_Required action_. Could you reproduce the entries exactly, omitting every picture?

Dataset rows describing interfaces
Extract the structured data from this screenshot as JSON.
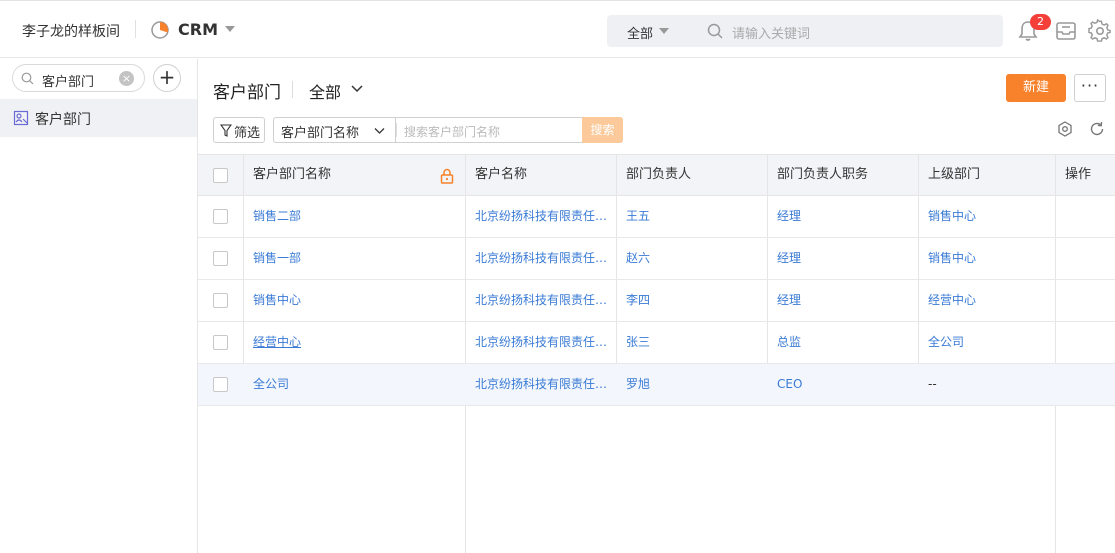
{
  "header": {
    "workspace": "李子龙的样板间",
    "app_name": "CRM",
    "search_scope": "全部",
    "search_placeholder": "请输入关键词",
    "notification_count": "2"
  },
  "sidebar": {
    "search_value": "客户部门",
    "items": [
      {
        "label": "客户部门",
        "icon": "org-structure-icon"
      }
    ]
  },
  "main": {
    "title": "客户部门",
    "view": "全部",
    "new_button": "新建",
    "more_button": "···",
    "filter_button": "筛选",
    "search_field": "客户部门名称",
    "search_placeholder": "搜索客户部门名称",
    "search_button": "搜索"
  },
  "table": {
    "columns": [
      "客户部门名称",
      "客户名称",
      "部门负责人",
      "部门负责人职务",
      "上级部门",
      "操作"
    ],
    "rows": [
      [
        "销售二部",
        "北京纷扬科技有限责任公司",
        "王五",
        "经理",
        "销售中心",
        ""
      ],
      [
        "销售一部",
        "北京纷扬科技有限责任公司",
        "赵六",
        "经理",
        "销售中心",
        ""
      ],
      [
        "销售中心",
        "北京纷扬科技有限责任公司",
        "李四",
        "经理",
        "经营中心",
        ""
      ],
      [
        "经营中心",
        "北京纷扬科技有限责任公司",
        "张三",
        "总监",
        "全公司",
        ""
      ],
      [
        "全公司",
        "北京纷扬科技有限责任公司",
        "罗旭",
        "CEO",
        "--",
        ""
      ]
    ]
  },
  "colors": {
    "accent": "#f7822b",
    "link": "#3a7bd5",
    "badge": "#f5403a"
  }
}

_Solution below_.
Extract the structured data from this screenshot as JSON.
{
  "header": {
    "workspace": "李子龙的样板间",
    "app_name": "CRM",
    "search_scope": "全部",
    "search_placeholder": "请输入关键词",
    "notification_count": "2"
  },
  "sidebar": {
    "search_value": "客户部门",
    "items": [
      {
        "label": "客户部门",
        "icon": "org-structure-icon"
      }
    ]
  },
  "main": {
    "title": "客户部门",
    "view": "全部",
    "new_button": "新建",
    "more_button": "···",
    "filter_button": "筛选",
    "search_field": "客户部门名称",
    "search_placeholder": "搜索客户部门名称",
    "search_button": "搜索"
  },
  "table": {
    "columns": [
      "客户部门名称",
      "客户名称",
      "部门负责人",
      "部门负责人职务",
      "上级部门",
      "操作"
    ],
    "rows": [
      [
        "销售二部",
        "北京纷扬科技有限责任公司",
        "王五",
        "经理",
        "销售中心",
        ""
      ],
      [
        "销售一部",
        "北京纷扬科技有限责任公司",
        "赵六",
        "经理",
        "销售中心",
        ""
      ],
      [
        "销售中心",
        "北京纷扬科技有限责任公司",
        "李四",
        "经理",
        "经营中心",
        ""
      ],
      [
        "经营中心",
        "北京纷扬科技有限责任公司",
        "张三",
        "总监",
        "全公司",
        ""
      ],
      [
        "全公司",
        "北京纷扬科技有限责任公司",
        "罗旭",
        "CEO",
        "--",
        ""
      ]
    ]
  },
  "colors": {
    "accent": "#f7822b",
    "link": "#3a7bd5",
    "badge": "#f5403a"
  }
}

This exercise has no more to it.